## Work instruction
In the listing below, find each line containing "title" and report it.

━━━━

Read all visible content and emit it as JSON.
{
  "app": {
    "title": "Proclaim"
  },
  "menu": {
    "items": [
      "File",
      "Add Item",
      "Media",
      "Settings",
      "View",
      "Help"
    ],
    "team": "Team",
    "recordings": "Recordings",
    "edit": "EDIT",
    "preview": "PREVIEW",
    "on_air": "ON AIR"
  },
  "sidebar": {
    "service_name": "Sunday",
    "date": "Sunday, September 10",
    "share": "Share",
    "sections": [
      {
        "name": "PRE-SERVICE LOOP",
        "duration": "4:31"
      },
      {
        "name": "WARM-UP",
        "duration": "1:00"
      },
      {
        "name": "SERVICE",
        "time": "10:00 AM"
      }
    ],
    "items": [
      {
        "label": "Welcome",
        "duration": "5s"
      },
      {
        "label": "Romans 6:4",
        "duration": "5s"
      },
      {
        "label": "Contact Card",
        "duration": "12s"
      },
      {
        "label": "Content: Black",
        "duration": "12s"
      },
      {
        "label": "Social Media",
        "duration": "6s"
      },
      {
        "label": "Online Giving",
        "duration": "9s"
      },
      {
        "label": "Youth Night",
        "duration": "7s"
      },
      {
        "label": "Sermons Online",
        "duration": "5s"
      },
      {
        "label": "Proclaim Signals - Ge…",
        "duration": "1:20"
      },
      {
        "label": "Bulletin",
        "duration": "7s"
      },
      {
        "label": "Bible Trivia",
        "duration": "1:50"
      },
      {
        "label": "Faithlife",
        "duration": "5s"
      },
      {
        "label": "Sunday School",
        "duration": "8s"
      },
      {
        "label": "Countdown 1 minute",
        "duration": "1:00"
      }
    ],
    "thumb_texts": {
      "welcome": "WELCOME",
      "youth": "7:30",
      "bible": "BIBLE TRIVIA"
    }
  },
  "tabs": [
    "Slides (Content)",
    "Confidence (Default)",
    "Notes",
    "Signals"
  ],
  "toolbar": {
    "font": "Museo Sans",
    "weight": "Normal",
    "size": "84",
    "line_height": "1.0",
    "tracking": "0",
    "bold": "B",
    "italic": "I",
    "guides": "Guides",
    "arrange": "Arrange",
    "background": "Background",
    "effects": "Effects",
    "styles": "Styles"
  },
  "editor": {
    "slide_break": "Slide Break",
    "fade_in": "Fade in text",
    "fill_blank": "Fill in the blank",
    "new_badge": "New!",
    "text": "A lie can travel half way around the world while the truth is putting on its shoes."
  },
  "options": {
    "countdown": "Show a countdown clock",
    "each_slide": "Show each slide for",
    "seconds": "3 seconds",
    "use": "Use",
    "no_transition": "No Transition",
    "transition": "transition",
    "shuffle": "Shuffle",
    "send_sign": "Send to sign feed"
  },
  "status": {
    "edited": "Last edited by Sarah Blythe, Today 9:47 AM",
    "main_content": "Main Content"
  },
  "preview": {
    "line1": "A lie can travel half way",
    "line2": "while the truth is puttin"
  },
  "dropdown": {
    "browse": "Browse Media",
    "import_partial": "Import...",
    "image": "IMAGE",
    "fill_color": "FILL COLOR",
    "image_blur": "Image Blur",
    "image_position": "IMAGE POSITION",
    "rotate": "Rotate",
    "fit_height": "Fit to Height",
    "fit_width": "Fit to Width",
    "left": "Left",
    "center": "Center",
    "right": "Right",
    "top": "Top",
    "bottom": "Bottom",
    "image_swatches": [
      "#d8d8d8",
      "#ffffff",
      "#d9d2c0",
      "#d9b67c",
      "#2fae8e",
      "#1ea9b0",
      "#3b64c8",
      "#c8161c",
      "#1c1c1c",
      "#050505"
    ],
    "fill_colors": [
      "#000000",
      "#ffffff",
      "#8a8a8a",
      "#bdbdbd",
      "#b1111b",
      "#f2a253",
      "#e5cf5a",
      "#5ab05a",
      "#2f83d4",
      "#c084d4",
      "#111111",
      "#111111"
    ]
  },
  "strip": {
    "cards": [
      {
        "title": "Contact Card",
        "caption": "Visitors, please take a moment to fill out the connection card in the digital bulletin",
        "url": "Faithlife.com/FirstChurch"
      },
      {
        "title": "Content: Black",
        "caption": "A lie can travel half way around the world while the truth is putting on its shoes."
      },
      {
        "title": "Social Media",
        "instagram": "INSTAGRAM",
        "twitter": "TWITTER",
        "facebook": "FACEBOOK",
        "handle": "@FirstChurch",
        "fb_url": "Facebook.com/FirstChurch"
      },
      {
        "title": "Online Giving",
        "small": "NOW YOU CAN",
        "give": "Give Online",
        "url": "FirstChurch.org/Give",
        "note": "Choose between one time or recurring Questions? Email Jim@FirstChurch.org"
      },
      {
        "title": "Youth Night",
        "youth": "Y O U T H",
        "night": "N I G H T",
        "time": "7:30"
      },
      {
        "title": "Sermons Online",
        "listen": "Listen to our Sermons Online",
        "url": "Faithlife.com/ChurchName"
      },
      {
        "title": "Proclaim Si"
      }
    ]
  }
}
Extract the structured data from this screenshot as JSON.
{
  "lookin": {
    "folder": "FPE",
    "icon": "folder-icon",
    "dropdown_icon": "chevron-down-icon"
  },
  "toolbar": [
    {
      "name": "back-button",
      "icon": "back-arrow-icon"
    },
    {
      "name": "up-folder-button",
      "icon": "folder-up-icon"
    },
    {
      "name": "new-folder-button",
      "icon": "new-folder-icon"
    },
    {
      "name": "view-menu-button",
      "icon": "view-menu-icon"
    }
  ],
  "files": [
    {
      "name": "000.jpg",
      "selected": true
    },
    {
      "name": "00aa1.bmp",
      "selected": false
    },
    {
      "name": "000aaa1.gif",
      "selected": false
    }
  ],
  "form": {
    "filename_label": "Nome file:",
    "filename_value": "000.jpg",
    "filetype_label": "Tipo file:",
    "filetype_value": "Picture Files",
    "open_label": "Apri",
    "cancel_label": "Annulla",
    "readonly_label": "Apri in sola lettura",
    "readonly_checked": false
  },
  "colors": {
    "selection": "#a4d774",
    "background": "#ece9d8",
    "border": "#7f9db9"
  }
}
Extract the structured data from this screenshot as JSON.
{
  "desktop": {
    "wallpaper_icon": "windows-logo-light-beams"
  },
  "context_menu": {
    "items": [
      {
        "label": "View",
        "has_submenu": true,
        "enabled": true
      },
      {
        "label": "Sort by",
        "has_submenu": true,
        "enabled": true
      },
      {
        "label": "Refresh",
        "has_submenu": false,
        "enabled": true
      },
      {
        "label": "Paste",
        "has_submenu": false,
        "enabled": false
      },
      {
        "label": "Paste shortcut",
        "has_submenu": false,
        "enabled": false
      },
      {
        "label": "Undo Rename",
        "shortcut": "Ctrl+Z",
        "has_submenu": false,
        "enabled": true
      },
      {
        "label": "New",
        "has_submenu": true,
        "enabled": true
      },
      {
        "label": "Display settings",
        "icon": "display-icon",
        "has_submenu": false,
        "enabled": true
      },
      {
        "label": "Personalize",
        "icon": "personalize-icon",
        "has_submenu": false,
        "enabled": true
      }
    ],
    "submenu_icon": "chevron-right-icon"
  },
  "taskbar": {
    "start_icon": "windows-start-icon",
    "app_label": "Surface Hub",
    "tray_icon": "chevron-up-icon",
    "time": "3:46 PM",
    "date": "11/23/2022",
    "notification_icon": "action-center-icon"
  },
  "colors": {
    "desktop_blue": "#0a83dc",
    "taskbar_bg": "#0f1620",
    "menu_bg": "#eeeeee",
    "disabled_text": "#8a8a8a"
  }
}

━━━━

## Task solution
    "title": "Proclaim"
        "title": "Contact Card",
        "title": "Content: Black",
        "title": "Social Media",
        "title": "Online Giving",
        "title": "Youth Night",
        "title": "Sermons Online",
        "title": "Proclaim Si"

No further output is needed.